§ What you are asked to do:
What is needed is the full set of records, word for word, with no pictures.

(Data records for software interfaces)
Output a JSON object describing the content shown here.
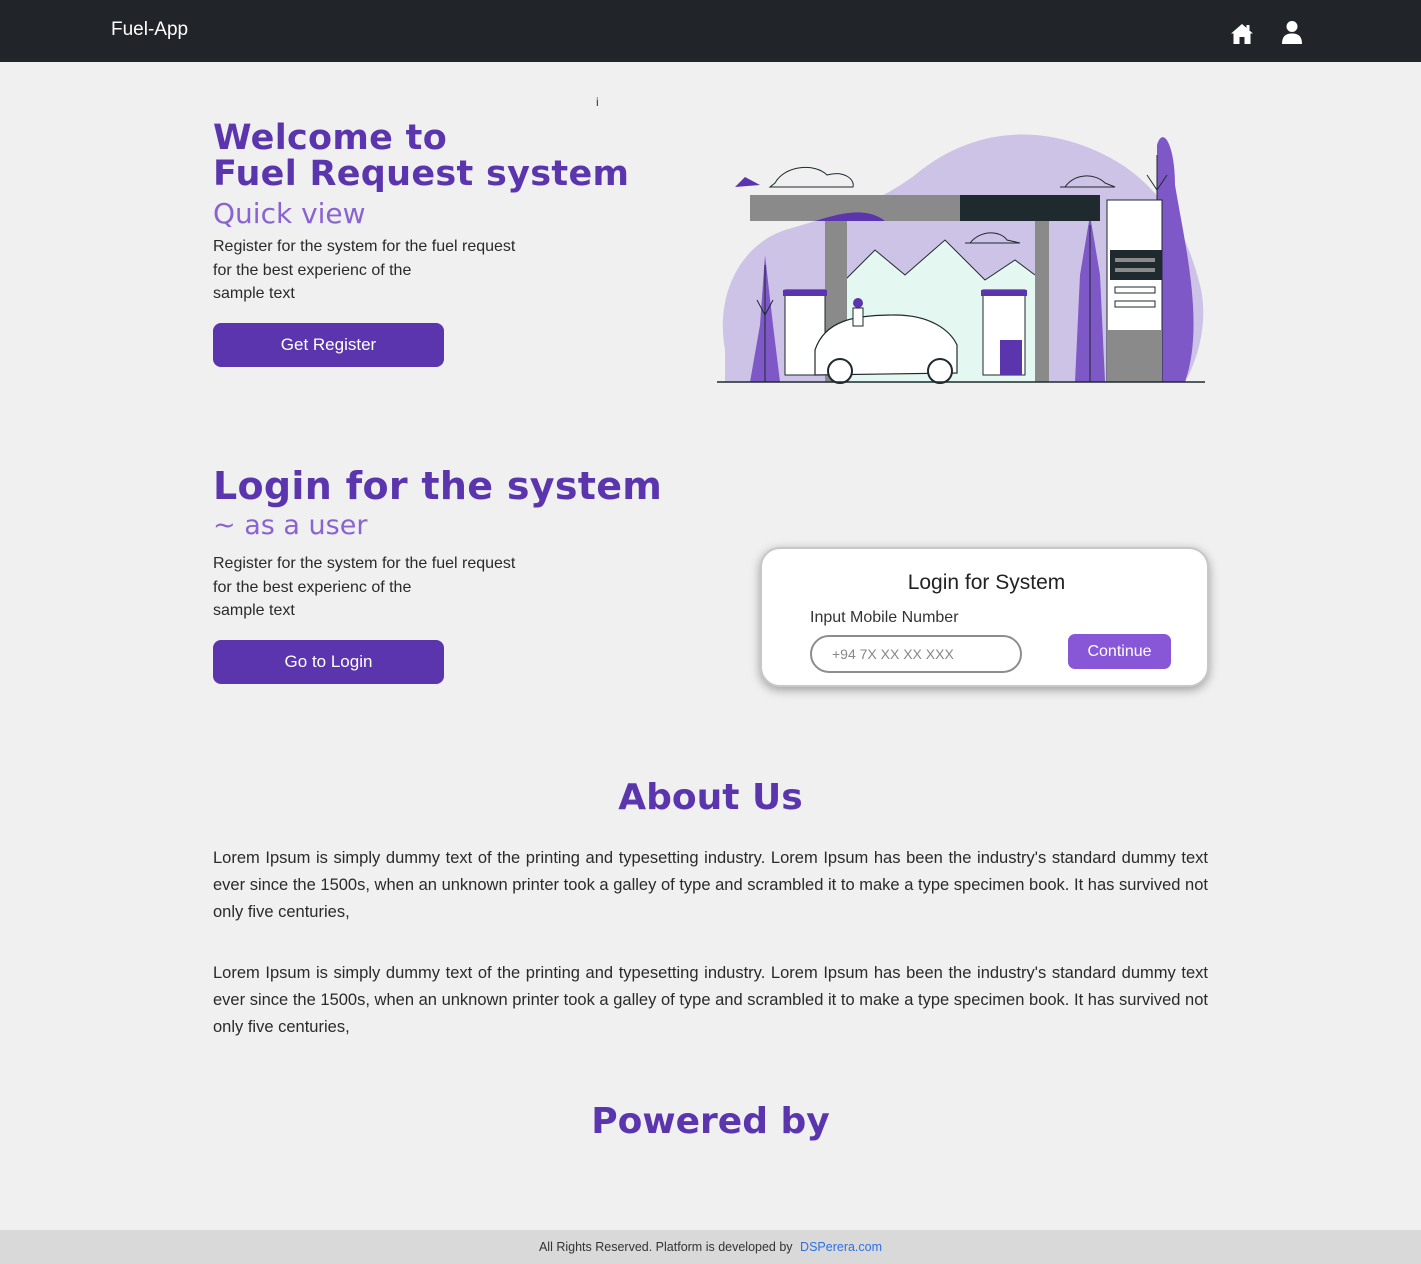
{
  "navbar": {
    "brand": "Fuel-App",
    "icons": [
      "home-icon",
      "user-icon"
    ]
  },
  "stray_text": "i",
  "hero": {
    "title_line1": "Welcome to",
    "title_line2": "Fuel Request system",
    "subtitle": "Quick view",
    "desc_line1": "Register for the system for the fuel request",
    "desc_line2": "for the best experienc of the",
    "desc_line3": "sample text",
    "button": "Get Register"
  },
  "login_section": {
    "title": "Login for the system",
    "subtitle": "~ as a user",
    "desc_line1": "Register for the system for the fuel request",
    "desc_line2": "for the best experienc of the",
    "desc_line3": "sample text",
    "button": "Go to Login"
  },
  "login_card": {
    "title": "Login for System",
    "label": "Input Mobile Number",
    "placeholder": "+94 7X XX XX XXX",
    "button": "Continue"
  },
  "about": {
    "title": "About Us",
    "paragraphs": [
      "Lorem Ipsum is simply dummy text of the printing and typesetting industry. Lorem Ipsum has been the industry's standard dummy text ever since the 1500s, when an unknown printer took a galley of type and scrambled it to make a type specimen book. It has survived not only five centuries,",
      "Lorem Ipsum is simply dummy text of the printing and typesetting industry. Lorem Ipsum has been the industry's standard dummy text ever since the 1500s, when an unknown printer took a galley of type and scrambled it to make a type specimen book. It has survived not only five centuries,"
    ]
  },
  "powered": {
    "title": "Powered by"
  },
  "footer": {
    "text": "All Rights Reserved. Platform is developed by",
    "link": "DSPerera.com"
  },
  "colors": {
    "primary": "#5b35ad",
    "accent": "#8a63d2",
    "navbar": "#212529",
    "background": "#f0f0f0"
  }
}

§ Output of the task:
Output a JSON object describing the content shown here.
{
  "navbar": {
    "brand": "Fuel-App",
    "icons": [
      "home-icon",
      "user-icon"
    ]
  },
  "stray_text": "i",
  "hero": {
    "title_line1": "Welcome to",
    "title_line2": "Fuel Request system",
    "subtitle": "Quick view",
    "desc_line1": "Register for the system for the fuel request",
    "desc_line2": "for the best experienc of the",
    "desc_line3": "sample text",
    "button": "Get Register"
  },
  "login_section": {
    "title": "Login for the system",
    "subtitle": "~ as a user",
    "desc_line1": "Register for the system for the fuel request",
    "desc_line2": "for the best experienc of the",
    "desc_line3": "sample text",
    "button": "Go to Login"
  },
  "login_card": {
    "title": "Login for System",
    "label": "Input Mobile Number",
    "placeholder": "+94 7X XX XX XXX",
    "button": "Continue"
  },
  "about": {
    "title": "About Us",
    "paragraphs": [
      "Lorem Ipsum is simply dummy text of the printing and typesetting industry. Lorem Ipsum has been the industry's standard dummy text ever since the 1500s, when an unknown printer took a galley of type and scrambled it to make a type specimen book. It has survived not only five centuries,",
      "Lorem Ipsum is simply dummy text of the printing and typesetting industry. Lorem Ipsum has been the industry's standard dummy text ever since the 1500s, when an unknown printer took a galley of type and scrambled it to make a type specimen book. It has survived not only five centuries,"
    ]
  },
  "powered": {
    "title": "Powered by"
  },
  "footer": {
    "text": "All Rights Reserved. Platform is developed by",
    "link": "DSPerera.com"
  },
  "colors": {
    "primary": "#5b35ad",
    "accent": "#8a63d2",
    "navbar": "#212529",
    "background": "#f0f0f0"
  }
}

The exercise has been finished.